On CMOS Shop Talk:
From the perspective of writers and editors, URLs do their best work behind the scenes or just off the page, in a browser’s address bar. In that role—as an internet address that will take you to a specific page online—it doesn’t matter all that much what a URL looks like so long as it works.
Looks do matter, however, when you need to mention or cite a URL in the text or share it with someone.

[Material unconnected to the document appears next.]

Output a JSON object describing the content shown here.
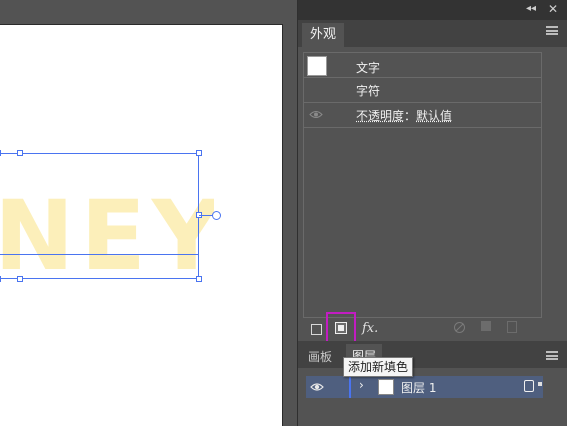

Most domain names are easy enough to deal with (think Amazon.com). It’s when URLs go beyond the home page that they tend to get messy.
But just because it’s been copied from an address bar and takes you to the right place doesn’t mean you’re stuck with it. Whenever you’re dealing with a URL that isn’t reasonably short and readable by humans, you should look for alternatives.